Manufactured by Grundig, Fürth.
After the presentation of the not very convincing Satellit 300 (it was considered to be the worst set in the Grundig Satellit family), Grundig's developers worked hard to present a successor with all the features that the 300 had lacked. The Satellit 400 was launched in 1986 and was produced until 1989.
Due to German telecommunications regulations, the Grundig Satellit 400 Professional version was produced for the German market with a shortwave range limited to 26.1 MHz; elsewhere, the Satellit 400 International, covering shortwaves up to 30 MHz, was sold.
The Grundig Satellit 400 was launched in 1986 as the technically completely revised successor to the Satellit 300. The only things it has in common with its predecessor are the dimensions of the cabinet, the weight and the position of the most important controls - the circuitry has been completely overhauled, so it is essential to know about this difference when buying a second-hand set.
The dimensions of the Satellit 400, 30.4 x 18 x 7 cm and a weight of 2.1 kg, are identical to those of the predecessor. The receiver can be operated from 110-127 or 220-240 V AC mains voltage or from six UM-2 baby cells; three additional UM-3 AA cells are needed to retain the memory contents after switching off and to keep the clock running.
On the top face of the unit is a world time - conversion chart, the carrying handle and the telescopic antenna. The left half of the front panel is taken by the large speaker grill. Thanks to this and the generously dimensioned 6 W audio amplifier, the receiver has the excellent audio reproduction characteristics typically found in Grundig Satellit sets. The main switch is located in the lower left corner of the front panel, it also activates the timer.
Below the S-meter, which has a 0 - 10 dial and is not calibrated in S-steps according to international practice, are the slider controls for volume, bass and treble control. These sliders are susceptible to dirt and corrosion.
An LCD display indicates the frequency with an accuracy of 1 kHz, five small buttons let you select the frequency band. It should be noted that the shortwave range covers 1.6-26.1 MHz in the Professional version and goes up to 30 MHz in the unrestricted International version.
Directly below are the UP/DOWN buttons „SEARCH“ to tune the set, the number buttons for direct frequency entry, the buttons for the timer and memory functions, and the SCAN buttons to scanning the frequencies in the memory.
To tune the receiver , use the large tuning knob on the right face of the set (the display shows HA for manual tuning), SEARCH activates a station search on VHF and also long & mediumwaves (the display then shows AS for „Auto Search“), you can jump directly to the centre of a broadcast band or the lower limit of an amateur radio band with the M-BAND key. The input „6 1 5 5 FREQ/m-BAND“ makes the receiver jump directly to the known frequency of a station. Based on the input and the position of the decimal point, the satellite recognises whether it is a shortwave, mediumwave or FM frequency.

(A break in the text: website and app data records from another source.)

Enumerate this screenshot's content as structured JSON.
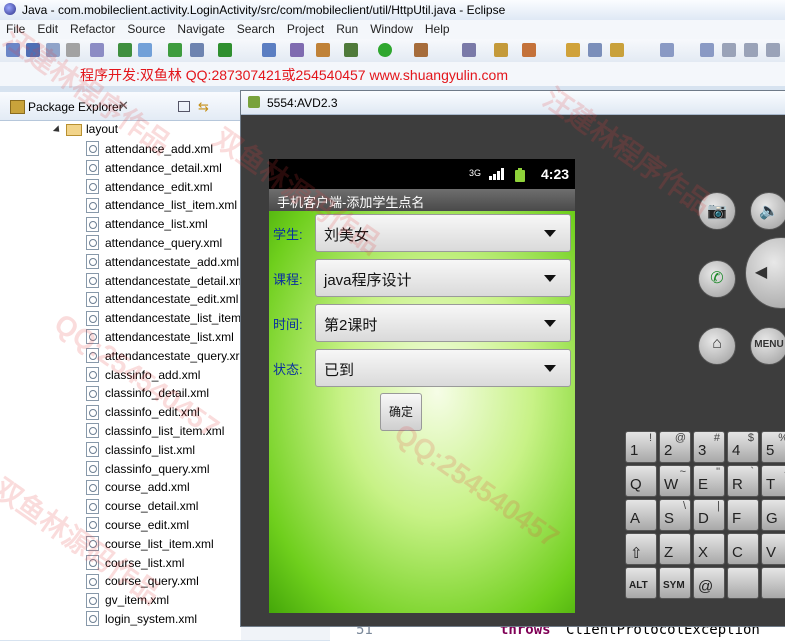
{
  "window": {
    "title": "Java - com.mobileclient.activity.LoginActivity/src/com/mobileclient/util/HttpUtil.java - Eclipse"
  },
  "menu": [
    "File",
    "Edit",
    "Refactor",
    "Source",
    "Navigate",
    "Search",
    "Project",
    "Run",
    "Window",
    "Help"
  ],
  "banner": {
    "text": "程序开发:双鱼林 QQ:287307421或254540457 www.shuangyulin.com"
  },
  "package_explorer": {
    "tab_label": "Package Explorer",
    "close": "✕",
    "folder": "layout",
    "files": [
      "attendance_add.xml",
      "attendance_detail.xml",
      "attendance_edit.xml",
      "attendance_list_item.xml",
      "attendance_list.xml",
      "attendance_query.xml",
      "attendancestate_add.xml",
      "attendancestate_detail.xm",
      "attendancestate_edit.xml",
      "attendancestate_list_item",
      "attendancestate_list.xml",
      "attendancestate_query.xr",
      "classinfo_add.xml",
      "classinfo_detail.xml",
      "classinfo_edit.xml",
      "classinfo_list_item.xml",
      "classinfo_list.xml",
      "classinfo_query.xml",
      "course_add.xml",
      "course_detail.xml",
      "course_edit.xml",
      "course_list_item.xml",
      "course_list.xml",
      "course_query.xml",
      "gv_item.xml",
      "login_system.xml"
    ]
  },
  "emulator": {
    "title": "5554:AVD2.3",
    "status_time": "4:23",
    "network": "3G",
    "app_title": "手机客户端-添加学生点名",
    "fields": [
      {
        "label": "学生:",
        "value": "刘美女"
      },
      {
        "label": "课程:",
        "value": "java程序设计"
      },
      {
        "label": "时间:",
        "value": "第2课时"
      },
      {
        "label": "状态:",
        "value": "已到"
      }
    ],
    "confirm_label": "确定",
    "menu_key": "MENU",
    "keyboard": {
      "row1": [
        [
          "1",
          "!"
        ],
        [
          "2",
          "@"
        ],
        [
          "3",
          "#"
        ],
        [
          "4",
          "$"
        ],
        [
          "5",
          "%"
        ]
      ],
      "row2": [
        [
          "Q",
          ""
        ],
        [
          "W",
          "~"
        ],
        [
          "E",
          "\""
        ],
        [
          "R",
          "`"
        ],
        [
          "T",
          "{"
        ]
      ],
      "row3": [
        [
          "A",
          ""
        ],
        [
          "S",
          "\\"
        ],
        [
          "D",
          "|"
        ],
        [
          "F",
          ""
        ],
        [
          "G",
          ""
        ]
      ],
      "row4": [
        [
          "⇧",
          ""
        ],
        [
          "Z",
          ""
        ],
        [
          "X",
          ""
        ],
        [
          "C",
          ""
        ],
        [
          "V",
          ""
        ]
      ],
      "row5": [
        [
          "ALT",
          ""
        ],
        [
          "SYM",
          ""
        ],
        [
          "@",
          ""
        ],
        [
          "",
          ""
        ],
        [
          "",
          ""
        ]
      ]
    }
  },
  "editor": {
    "line_number": "51",
    "keyword": "throws",
    "code": "ClientProtocolException"
  },
  "watermarks": [
    "QQ:254540457",
    "汪建林程序作品",
    "双鱼林源码作品",
    "QQ:254540457",
    "汪建林程序作品",
    "双鱼林源码作品"
  ]
}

The satellite 400 has 24 memories that can be filled with stations from the entire frequency range. To prevent accidental overwriting of a memory channel, its contents can be checked by first pressing the channel number followed by the STATION key; the display shows the stored frequency or FREE in the case of an unoccupied memory channel. To store a frequency, key in the memory number followed by STORE, the receiver will respond with STAT. followed by the memory number. To recall a stored frequency, entering the memory channel number followed by STATION is the correct way, to delete a channel, the channel number followed by FREE is entered, but usually the memory contents will simply be overwritten. With the „< SCAN >“ keys, the receiver jumps from one stored frequency to the next.
For SSB reception, the small button below the BFO control on the right face of the unit must be pressed, the BFO knob is used to adjust the pitch of the CW signal or, in the case of an SSB transmission, to regulate it until the Mickey Mouse language becomes intelligible, the pitch regulation is particularly demanding in the case of a musical performance…
The coaxial 75 Ohm antenna connector is also located on the right face of the unit, and the internal telescopic antenna is switched off when the antenna is plugged in. Outside Germany, the corresponding plugs might be hard to find, usually the connection cables fit radio/TV communal antenna systems.
In summary, the microprocessor-controlled Satellit 400 fulfils all the expectations that the listening community would have had of the Satellit 300. The robustly built shortwave receiver is a bit bulky for travelling, but thanks to its double conversion design it allows reliable shortwave reception and keeps unwanted mirror signals away. The high quality audio reproduction is characteristic for the sets of the Satellit series.
The Satellit 400 is rarely found on the used market. Sometimes it is worth investing a little more in a Satellit 700, which is more often found second-hand and also features automatic synchronous detection (ECSS) and RDS station identification in the FM broadcast band.
The set is equipped with semiconductors.